The night vision technology has been around for a long time, much older as thermal optics. Night vision scopes are used to be mounted on rifles, and are generally more rugged, stable, and absorbs recoil like a pro.

Cons

  • Its need for ambient light is what makes night vision limited.

So unless you have an infrared illumination device that isn’t in use, it’s unusable in dark areas. It can’t be used in sunlight as it could be permanently damaged if exposed to a bright light.

Thermal Imaging

Thermal scopes detect heat or radiation given off by any living object. Thermal imaging uses a special type of lens that concentrates at infrared light and produces the thermogram. This thermogram is then turned into electrical impulses , which then form a picture that appears on the screen. Bolt Thermal Scope.

Pros

  • The thermal vision is more versatile since it is able to be utilized in any lighting situation. One of the most significant advantages of thermal imaging scopes is that they work well in both the day and night and do not need infrared light. In addition you’ll be able be able to see through smoke, dust and fog without difficulty. This is the reason firefighters utilize thermal technology.

Cons

  • A primary disadvantage of thermal imaging is that it’s quite heavy to carry around. It is also costly and may require you undergo training in order to interpret the images correctly. The battery’s life span is typically restricted, and the quality of the image may be adversely affected by colder temperatures.

Bolt Thermal Scope

Frequently Asked Questions

How long does an Thermal Scope Last?

On on average thermal scopes run for about eight hours on a single charge. The various models can last between 2-10 hours. In recent times, ATN has managed to manufacture ultra-low consumption thermal scopes which provide 10+ hours of continuous usage.

Why is it that Thermal Scopes are so expensive?

The majority of the time, thermal scopes are expensive because of the advanced technology components. There are also differences in cost in the various features like Bluetooth connectivity and palette modifications or ballistic applications, and more. However, thermals start at a reasonable price point of $1000.

How far can Thermal Rifle Scopes See?

How far thermal rifle scopes can see will depend on the resolution and the magnification setting. Generally, even low-end thermals can detect heat signatures as far as 1,000+ yards. The most advanced thermals are able to detect heat signatures that extend beyond 4000 yards, however the identification of targets is a different matter.

Can You Use Thermal Scope to use it in Daylight?

Contrary the night vision scopes, you can also use a thermal scope in the daytime without causing damage to components.
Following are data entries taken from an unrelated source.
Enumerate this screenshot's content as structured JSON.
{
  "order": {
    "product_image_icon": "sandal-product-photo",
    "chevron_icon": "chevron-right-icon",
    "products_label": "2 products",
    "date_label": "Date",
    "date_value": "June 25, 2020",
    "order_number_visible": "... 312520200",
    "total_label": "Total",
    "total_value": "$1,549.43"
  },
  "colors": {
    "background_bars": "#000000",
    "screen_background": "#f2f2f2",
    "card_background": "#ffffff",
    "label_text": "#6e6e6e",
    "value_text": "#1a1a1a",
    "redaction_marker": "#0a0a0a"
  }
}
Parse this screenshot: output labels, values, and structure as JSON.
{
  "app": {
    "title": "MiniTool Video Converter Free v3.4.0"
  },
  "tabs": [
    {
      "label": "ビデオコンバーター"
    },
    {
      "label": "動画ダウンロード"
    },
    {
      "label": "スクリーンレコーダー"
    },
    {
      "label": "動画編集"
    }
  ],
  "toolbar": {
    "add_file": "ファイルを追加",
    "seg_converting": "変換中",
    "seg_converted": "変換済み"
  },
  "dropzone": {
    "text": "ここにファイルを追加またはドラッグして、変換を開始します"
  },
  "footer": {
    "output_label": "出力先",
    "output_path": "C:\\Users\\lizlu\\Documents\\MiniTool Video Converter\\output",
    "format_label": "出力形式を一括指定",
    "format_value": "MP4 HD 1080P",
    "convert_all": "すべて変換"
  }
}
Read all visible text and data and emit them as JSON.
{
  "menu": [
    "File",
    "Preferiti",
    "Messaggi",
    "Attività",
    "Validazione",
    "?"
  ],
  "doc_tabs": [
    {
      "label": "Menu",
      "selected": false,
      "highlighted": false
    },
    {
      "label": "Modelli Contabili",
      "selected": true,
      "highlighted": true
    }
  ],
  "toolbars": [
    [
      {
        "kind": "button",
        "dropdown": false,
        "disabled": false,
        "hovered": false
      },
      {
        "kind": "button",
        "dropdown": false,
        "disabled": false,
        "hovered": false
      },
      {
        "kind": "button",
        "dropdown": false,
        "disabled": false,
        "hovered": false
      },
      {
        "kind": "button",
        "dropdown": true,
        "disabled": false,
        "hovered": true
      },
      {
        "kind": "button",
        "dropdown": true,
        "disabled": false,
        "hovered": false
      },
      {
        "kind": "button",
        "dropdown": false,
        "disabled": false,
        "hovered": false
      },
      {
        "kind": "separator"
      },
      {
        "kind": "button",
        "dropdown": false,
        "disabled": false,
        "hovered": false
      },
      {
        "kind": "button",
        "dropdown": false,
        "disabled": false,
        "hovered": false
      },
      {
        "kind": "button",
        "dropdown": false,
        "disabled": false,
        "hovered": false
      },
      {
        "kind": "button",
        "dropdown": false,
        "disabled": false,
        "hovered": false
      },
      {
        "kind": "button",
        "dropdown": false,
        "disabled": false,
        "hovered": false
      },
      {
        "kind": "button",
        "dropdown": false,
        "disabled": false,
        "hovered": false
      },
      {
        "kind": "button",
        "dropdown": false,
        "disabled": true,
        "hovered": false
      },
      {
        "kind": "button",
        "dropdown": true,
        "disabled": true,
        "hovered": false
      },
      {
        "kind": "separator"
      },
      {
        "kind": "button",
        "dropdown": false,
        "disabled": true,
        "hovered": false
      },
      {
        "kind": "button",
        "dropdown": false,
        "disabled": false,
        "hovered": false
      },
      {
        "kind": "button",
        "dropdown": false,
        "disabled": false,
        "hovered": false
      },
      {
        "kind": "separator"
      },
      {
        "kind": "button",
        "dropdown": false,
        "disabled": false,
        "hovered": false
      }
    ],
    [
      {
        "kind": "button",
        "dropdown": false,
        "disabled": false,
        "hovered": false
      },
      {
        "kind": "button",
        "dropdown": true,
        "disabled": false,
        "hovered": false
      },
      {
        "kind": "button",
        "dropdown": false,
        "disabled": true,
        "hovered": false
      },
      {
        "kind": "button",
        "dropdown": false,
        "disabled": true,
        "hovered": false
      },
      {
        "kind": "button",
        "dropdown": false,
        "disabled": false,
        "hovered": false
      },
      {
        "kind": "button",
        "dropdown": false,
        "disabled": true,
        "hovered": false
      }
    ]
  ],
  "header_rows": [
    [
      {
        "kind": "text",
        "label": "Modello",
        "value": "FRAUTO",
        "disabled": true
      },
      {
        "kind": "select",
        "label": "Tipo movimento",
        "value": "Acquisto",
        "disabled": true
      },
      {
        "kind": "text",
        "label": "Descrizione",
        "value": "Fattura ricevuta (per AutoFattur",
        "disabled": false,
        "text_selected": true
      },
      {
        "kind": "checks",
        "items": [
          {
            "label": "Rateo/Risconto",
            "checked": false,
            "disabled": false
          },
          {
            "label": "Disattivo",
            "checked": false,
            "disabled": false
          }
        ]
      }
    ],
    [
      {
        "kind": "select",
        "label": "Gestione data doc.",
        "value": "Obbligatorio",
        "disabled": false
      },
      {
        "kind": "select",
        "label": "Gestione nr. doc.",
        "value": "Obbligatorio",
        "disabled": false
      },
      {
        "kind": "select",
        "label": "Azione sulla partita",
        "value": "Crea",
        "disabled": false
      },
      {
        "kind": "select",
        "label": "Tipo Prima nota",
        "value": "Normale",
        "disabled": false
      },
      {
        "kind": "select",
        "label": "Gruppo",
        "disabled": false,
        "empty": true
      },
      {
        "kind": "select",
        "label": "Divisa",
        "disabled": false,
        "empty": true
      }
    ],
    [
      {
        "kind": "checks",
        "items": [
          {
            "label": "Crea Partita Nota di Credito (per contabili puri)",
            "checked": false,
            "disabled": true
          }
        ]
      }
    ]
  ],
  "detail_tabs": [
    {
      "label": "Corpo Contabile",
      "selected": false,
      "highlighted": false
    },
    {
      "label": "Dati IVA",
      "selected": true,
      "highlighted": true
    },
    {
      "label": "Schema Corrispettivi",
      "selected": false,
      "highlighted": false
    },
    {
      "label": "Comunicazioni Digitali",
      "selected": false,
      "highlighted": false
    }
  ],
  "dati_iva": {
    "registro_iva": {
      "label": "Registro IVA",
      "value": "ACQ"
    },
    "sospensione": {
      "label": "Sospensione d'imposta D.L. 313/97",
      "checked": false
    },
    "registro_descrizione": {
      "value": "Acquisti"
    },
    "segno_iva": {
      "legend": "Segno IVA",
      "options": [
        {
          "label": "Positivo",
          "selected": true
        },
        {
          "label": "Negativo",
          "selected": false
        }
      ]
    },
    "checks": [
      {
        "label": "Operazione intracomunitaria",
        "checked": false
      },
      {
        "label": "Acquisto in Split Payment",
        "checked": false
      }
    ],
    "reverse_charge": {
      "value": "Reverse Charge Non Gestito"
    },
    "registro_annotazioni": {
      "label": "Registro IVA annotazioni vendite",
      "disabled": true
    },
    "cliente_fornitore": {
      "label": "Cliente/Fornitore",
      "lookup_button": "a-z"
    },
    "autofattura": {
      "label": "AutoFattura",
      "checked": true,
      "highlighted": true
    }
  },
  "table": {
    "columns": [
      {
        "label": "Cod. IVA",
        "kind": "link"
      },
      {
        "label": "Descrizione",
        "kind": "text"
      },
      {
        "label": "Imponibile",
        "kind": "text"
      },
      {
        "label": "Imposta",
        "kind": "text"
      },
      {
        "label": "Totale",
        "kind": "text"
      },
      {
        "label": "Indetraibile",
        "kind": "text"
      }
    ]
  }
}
Instead of increasing light, thermal scopes read heat signatures. The dual-use feature is a major benefit of choosing thermal over night vision and getting the most of your investment. Bolt Thermal Scope.